┌──

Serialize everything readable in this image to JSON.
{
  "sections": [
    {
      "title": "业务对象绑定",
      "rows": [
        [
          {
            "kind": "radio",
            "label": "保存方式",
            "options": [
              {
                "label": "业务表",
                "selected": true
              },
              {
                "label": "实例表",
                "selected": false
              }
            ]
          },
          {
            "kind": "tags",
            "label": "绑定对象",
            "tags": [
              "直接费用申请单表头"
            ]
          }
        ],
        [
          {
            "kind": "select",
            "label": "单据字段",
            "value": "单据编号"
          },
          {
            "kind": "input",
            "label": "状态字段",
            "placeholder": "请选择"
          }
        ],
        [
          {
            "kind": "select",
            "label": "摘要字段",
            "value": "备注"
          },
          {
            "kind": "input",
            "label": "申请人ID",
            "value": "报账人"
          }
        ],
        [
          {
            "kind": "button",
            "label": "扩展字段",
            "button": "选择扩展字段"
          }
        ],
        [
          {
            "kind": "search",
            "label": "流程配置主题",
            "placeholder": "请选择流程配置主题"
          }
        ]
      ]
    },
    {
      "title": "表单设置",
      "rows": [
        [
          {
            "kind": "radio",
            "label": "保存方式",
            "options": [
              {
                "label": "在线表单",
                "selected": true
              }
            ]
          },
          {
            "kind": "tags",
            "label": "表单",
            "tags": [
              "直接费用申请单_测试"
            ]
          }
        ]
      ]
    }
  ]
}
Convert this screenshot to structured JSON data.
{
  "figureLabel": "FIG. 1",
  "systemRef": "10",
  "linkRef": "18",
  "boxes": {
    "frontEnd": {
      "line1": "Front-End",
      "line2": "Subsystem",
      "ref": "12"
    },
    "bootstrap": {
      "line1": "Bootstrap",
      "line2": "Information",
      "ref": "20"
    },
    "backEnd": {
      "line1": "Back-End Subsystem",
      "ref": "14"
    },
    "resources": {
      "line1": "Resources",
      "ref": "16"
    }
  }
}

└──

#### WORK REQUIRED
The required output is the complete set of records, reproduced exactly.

#### OUTPUT FOR THIS EXERCISE
Serialize everything readable in this image to JSON.
{
  "sections": [
    {
      "title": "业务对象绑定",
      "rows": [
        [
          {
            "kind": "radio",
            "label": "保存方式",
            "options": [
              {
                "label": "业务表",
                "selected": true
              },
              {
                "label": "实例表",
                "selected": false
              }
            ]
          },
          {
            "kind": "tags",
            "label": "绑定对象",
            "tags": [
              "直接费用申请单表头"
            ]
          }
        ],
        [
          {
            "kind": "select",
            "label": "单据字段",
            "value": "单据编号"
          },
          {
            "kind": "input",
            "label": "状态字段",
            "placeholder": "请选择"
          }
        ],
        [
          {
            "kind": "select",
            "label": "摘要字段",
            "value": "备注"
          },
          {
            "kind": "input",
            "label": "申请人ID",
            "value": "报账人"
          }
        ],
        [
          {
            "kind": "button",
            "label": "扩展字段",
            "button": "选择扩展字段"
          }
        ],
        [
          {
            "kind": "search",
            "label": "流程配置主题",
            "placeholder": "请选择流程配置主题"
          }
        ]
      ]
    },
    {
      "title": "表单设置",
      "rows": [
        [
          {
            "kind": "radio",
            "label": "保存方式",
            "options": [
              {
                "label": "在线表单",
                "selected": true
              }
            ]
          },
          {
            "kind": "tags",
            "label": "表单",
            "tags": [
              "直接费用申请单_测试"
            ]
          }
        ]
      ]
    }
  ]
}
Convert this screenshot to structured JSON data.
{
  "figureLabel": "FIG. 1",
  "systemRef": "10",
  "linkRef": "18",
  "boxes": {
    "frontEnd": {
      "line1": "Front-End",
      "line2": "Subsystem",
      "ref": "12"
    },
    "bootstrap": {
      "line1": "Bootstrap",
      "line2": "Information",
      "ref": "20"
    },
    "backEnd": {
      "line1": "Back-End Subsystem",
      "ref": "14"
    },
    "resources": {
      "line1": "Resources",
      "ref": "16"
    }
  }
}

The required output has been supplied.